    • Young choughs do learn where the food is from their parents, but the problem is that at some times of the year there are food shortages, that is why we have to feed the birds in Jersey to get them established.

    • The post-breeding season is vital for young Choughs. In West Wales, the birds (adults and sub-adults) gather together and feed communally where for sure a lot of learning goes on. Problems can arise in drought conditions when substrates become hard to penetrate and invertebrates aestivate; wet and cold summers provide their own, more obvious, challenges of course.

      Supplemental feeding, in my opinion, should be restricted to times when stressed behaviour reveals its necessity, or in a pioneering situation, such as on Jersey.

      The post-breeding season is probably the most challenging time for Choughs. Providing there is sufficient optimal habitat (natural cliffscape with plenty of exposures in association with sympathetic agriculture), they can cope with winters pretty well, even severe ones. There will be natural mortality of course, but this will only threaten relict or founding populations. Otherwise, ideally you do not want wild birds to become dependent on an artificial food supply like mealworms.

      Hope this helps a bit.

      • Most studies on supplemental feeding show that birds use the additional food to top up on what they cannot find naturally. Giving hand-outs does not cause the birds to become dependant on the supplemental food. I suspect the Jersey choughs will become independent of supplemental food when there is enough natural food available.

        • I think my reference to pioneering birds on Jersey shows that I’m not disagreeing with this.

          By your final sentence, Carl, do you mean when birds have learned better, or by creating more suitable habitat by sympathetic agriculture, clearing scrub, or some other means of creating more eroded zones & earth exposures? I’m very interestyed in this and wonder if you think it possible to prioritise those or other methods on Jersey?

          • The approach to reintroducing the choughs to Jersey is different to traditional approaches in that we are continuing to manage the birds since the habitat is probably not yet suitable to hold a viable population. The Choughs being they are high profile and popular will help drive the restoration.
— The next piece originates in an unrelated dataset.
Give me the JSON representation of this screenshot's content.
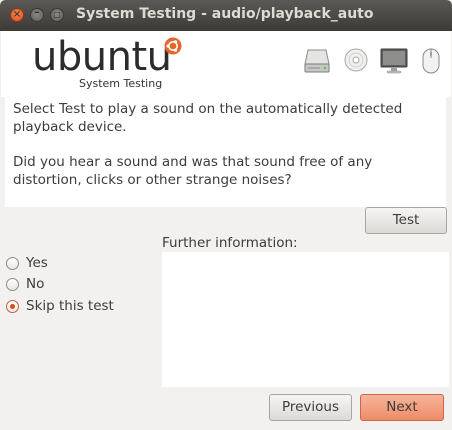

The releasing of very young birds and then supporting them is highly successful in a range of birds and gives far better survival results than traditional approaches. I suspect that the Choughs will become less reliant upon hand outs during seasons of food abundance but will not be independent of feeding until the habitat is restored.

            They should try and breed this year and we need to ensure they have suitable nest-boxes, that are placed so they can be carefully monitored and if necessary so we can manage them. Ideally we should be able to rescue eggs and young if they are failing,and foster captive bred young to the nest if it is appropriate (e.g. if their own eggs do not hatch). During this establishment phase we need to give the Choughs all the support we can.

  3. In my own work in West Wales I found that after Ravens fledge (usually before Choughs begin serious nesting) the dominance switches, and where Ravens had been dominant over Choughs – chasing them away from nest sites – Choughs became dominant over Ravens, and would keep them away from their nest sites (see p166 & Tables 6.23 & 6:24 of my thesis), Although Ravens were often a nuisance to Choughs I found that Carrion crows were more so,

  4. If the habitat is not yet considered to be good enough, would any wild-hatched chicks need to imitate their parents and become at least partially dependant on supplementary feeding for longterm survival?

    • In my experience with several species of reintroduced birds that are supplementary fed, they behave naturally and develop all the appropriate foraging skills and top up with the hand-outs. The habitat will of course be able to provide much of the choughs food, and there will be seasonal trends in the amount of additional food that they take. We feed birds in our gardens in the Winter but as soon as Spring arrives they become less dependant upon us.

    • Is any Chough-related habitat survey available or published? Not knowing Jersey very well at all, as asked earlier, I’d be keen to know more about the habitat restoration programme – strategy and tactics.